So i have a question which asks to find the fourier series of $\left\vert\,\sin\left(x\right)\,\right\vert\,$. I have worked out the solution as $${2 \over\pi} - {4 \over \pi}\sum_{k = 1}^{\infty}{\cos\left(2kx\right) \over 4k^{2} - 1}$$

Which i am pretty sure is correct as i have the solution in my book.

The second part of the question asks to work out the sums of $$\sum_{k = 1}^{\infty}{1 \over 4k^{2} - 1}\qquad\mbox{and}\qquad \sum_{k = 1}^{\infty}{\left(-1\right)^{k} \over 4k^{2} - 1}$$

Im sure this is probably very simple but i have no solution for this and I am struggling to search for an explanation of how to do this on google. Could someone please tell me know it is done ?.

Many thanks.

Solve for the infinite sum:

$$\sum_{k=1}^\infty \frac{\cos(2nx)}{4n^2-1} = \frac{1}{2} - \frac{\pi}{4} \left| \sin x \right|$$

What happens if you let $x = 1$?

What happens if you let $x = \frac{\pi}{2}$?

• Sorry yeah i deleted my comment straight away as i soon realised what you had written!for x = 0 i got 1/2, for x=pi/2 i have $1/2-\pi/4$ – Bernard.Mathews Dec 12 '13 at 0:51
• Good observation -- I should have written $x = \pi/2$ (I will edit that now). Do you see how $x = 0$ gives an answer to your first question? – Kyle Dec 12 '13 at 0:53
• yeah i do! amazing thank you very much, both combined answers have led me to a solution! :) – Bernard.Mathews Dec 12 '13 at 0:54
• Glad to help!
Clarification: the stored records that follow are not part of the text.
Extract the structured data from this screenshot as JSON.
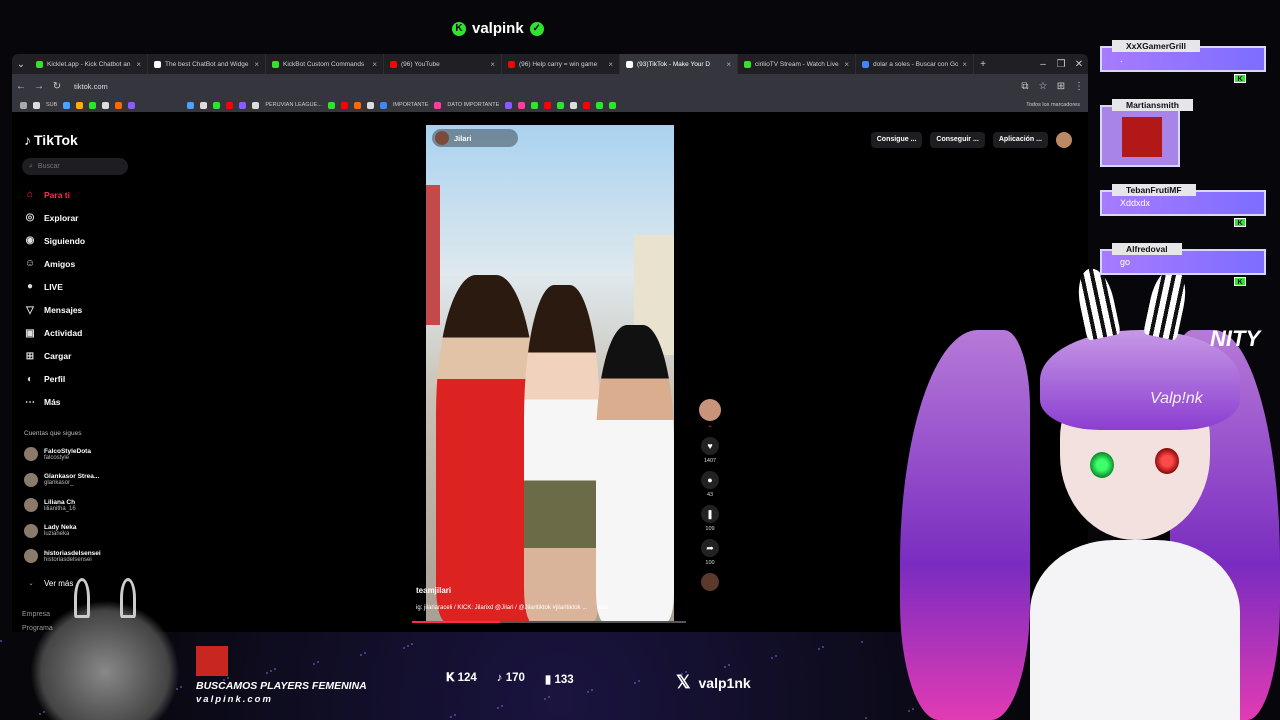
{
  "stream": {
    "top_handle": "valpink",
    "recruit_text": "BUSCAMOS PLAYERS FEMENINA",
    "site": "valpink.com",
    "stats": [
      "124",
      "170",
      "133"
    ],
    "x_handle": "valp1nk",
    "avatar_signature": "Valp!nk",
    "unity_text": "NITY",
    "corner_lines": [
      "Empresa",
      "Programa"
    ]
  },
  "browser": {
    "tabs": [
      {
        "label": "Kicklet.app - Kick Chatbot an",
        "color": "#2ee52e"
      },
      {
        "label": "The best ChatBot and Widge",
        "color": "#ffffff"
      },
      {
        "label": "KickBot Custom Commands",
        "color": "#2ee52e"
      },
      {
        "label": "(96) YouTube",
        "color": "#ff0000"
      },
      {
        "label": "(96) Help carry = win game",
        "color": "#ff0000"
      },
      {
        "label": "(93)TikTok - Make Your D",
        "color": "#ffffff",
        "active": true
      },
      {
        "label": "cirilioTV Stream - Watch Live",
        "color": "#2ee52e"
      },
      {
        "label": "dolar a soles - Buscar con Go",
        "color": "#4285f4"
      }
    ],
    "url": "tiktok.com",
    "bookmarks": [
      "SUB",
      "PERUVIAN LEAGUE...",
      "IMPORTANTE",
      "DATO IMPORTANTE",
      "Todos los marcadores"
    ]
  },
  "tiktok": {
    "logo": "TikTok",
    "search_placeholder": "Buscar",
    "nav": [
      "Para ti",
      "Explorar",
      "Siguiendo",
      "Amigos",
      "LIVE",
      "Mensajes",
      "Actividad",
      "Cargar",
      "Perfil",
      "Más"
    ],
    "follows_heading": "Cuentas que sigues",
    "follows": [
      {
        "name": "FalcoStyleDota",
        "handle": "falcostyle"
      },
      {
        "name": "Glankasor Strea...",
        "handle": "glankasor_"
      },
      {
        "name": "Liliana Ch",
        "handle": "lilianitha_16"
      },
      {
        "name": "Lady Neka",
        "handle": "luzianeka"
      },
      {
        "name": "historiasdelsensei",
        "handle": "historiasdelsensei"
      }
    ],
    "see_more": "Ver más",
    "top_buttons": [
      "Consigue ...",
      "Conseguir ...",
      "Aplicación ..."
    ],
    "video": {
      "creator_tag": "Jilari",
      "username": "teamjilari",
      "description": "ig: jilariaraceli / KICK: Jilarixd @Jilari / @Jilaritiktok #jilaritiktok ...",
      "more": "más",
      "progress": 0.32
    },
    "actions": {
      "likes": "1407",
      "comments": "43",
      "saves": "109",
      "shares": "100"
    }
  },
  "chat": [
    {
      "user": "XxXGamerGrill",
      "message": "."
    },
    {
      "user": "Martiansmith",
      "message": ""
    },
    {
      "user": "TebanFrutiMF",
      "message": "Xddxdx"
    },
    {
      "user": "Alfredoval",
      "message": "go"
    }
  ]
}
If you wouldn't mind, please consider accepting one of our answers -- helps to keep the site organized! (I would do Igor's since we were both helpful but he answered first!) – Kyle Dec 12 '13 at 1:07
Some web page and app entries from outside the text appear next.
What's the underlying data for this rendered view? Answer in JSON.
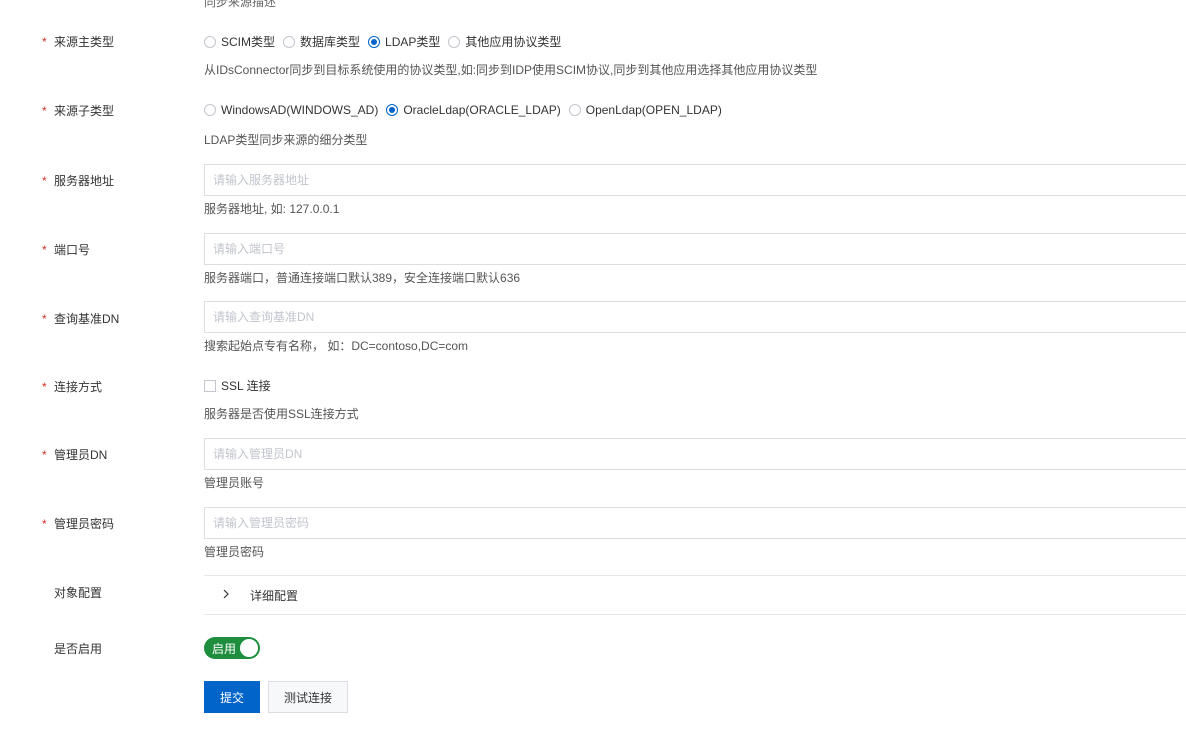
{
  "top_clipped_text": "同步来源描述",
  "fields": {
    "source_main_type": {
      "label": "来源主类型",
      "options": [
        "SCIM类型",
        "数据库类型",
        "LDAP类型",
        "其他应用协议类型"
      ],
      "selected": "LDAP类型",
      "help": "从IDsConnector同步到目标系统使用的协议类型,如:同步到IDP使用SCIM协议,同步到其他应用选择其他应用协议类型"
    },
    "source_sub_type": {
      "label": "来源子类型",
      "options": [
        "WindowsAD(WINDOWS_AD)",
        "OracleLdap(ORACLE_LDAP)",
        "OpenLdap(OPEN_LDAP)"
      ],
      "selected": "OracleLdap(ORACLE_LDAP)",
      "help": "LDAP类型同步来源的细分类型"
    },
    "server_address": {
      "label": "服务器地址",
      "placeholder": "请输入服务器地址",
      "value": "",
      "help": "服务器地址, 如: 127.0.0.1"
    },
    "port": {
      "label": "端口号",
      "placeholder": "请输入端口号",
      "value": "",
      "help": "服务器端口，普通连接端口默认389，安全连接端口默认636"
    },
    "base_dn": {
      "label": "查询基准DN",
      "placeholder": "请输入查询基准DN",
      "value": "",
      "help": "搜索起始点专有名称， 如：DC=contoso,DC=com"
    },
    "connection_method": {
      "label": "连接方式",
      "checkbox_label": "SSL 连接",
      "checked": false,
      "help": "服务器是否使用SSL连接方式"
    },
    "admin_dn": {
      "label": "管理员DN",
      "placeholder": "请输入管理员DN",
      "value": "",
      "help": "管理员账号"
    },
    "admin_password": {
      "label": "管理员密码",
      "placeholder": "请输入管理员密码",
      "value": "",
      "help": "管理员密码"
    },
    "object_config": {
      "label": "对象配置",
      "collapse_title": "详细配置",
      "icon": "chevron-right-icon"
    },
    "enabled": {
      "label": "是否启用",
      "switch_text": "启用",
      "on": true
    }
  },
  "buttons": {
    "submit": "提交",
    "test_connection": "测试连接"
  },
  "colors": {
    "primary": "#0064c8",
    "required_star": "#d93026",
    "switch_on": "#1e8e3e"
  }
}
Well, if the fourier series converges to the function, plug in zero as the argument to $|\sin x|$ and to the fourier series. See what happens. In the second instance, plug in $\pi/2$ as argument.

• but what do i plug 0 into? – Bernard.Mathews Dec 12 '13 at 0:44
• would i plug 0 into $$\sum_{k=1}^\infty \frac{\cos(2nx)}{4n^2-1} = \frac{1}{2} - \frac{\pi}{4} \left| \sin x \right|$$ giving $1/2$ – Bernard.Mathews Dec 12 '13 at 0:48
• and plugging in $\pi/2$ gives $1/2 - \pi/4$ – Bernard.Mathews Dec 12 '13 at 0:49
• also could you please tell me why 0 and $\pi/2$? – Bernard.Mathews Dec 12 '13 at 0:50
• because you want $\cos(2n x) \equiv 1$ for the first question and $\cos (2n x) = (-1)^n$ for the second. – Igor Rivin Dec 12 '13 at 0:51

what a beautiful result! and if one plugs in $\frac{\pi}4$ it appears one gets (something like!) $$\frac{\sqrt{2}}2=\frac2{\pi} \left(1+\sum_{n=1} \frac{(-1)^{n+1}}{(4n+1)(4n-1)} \right)$$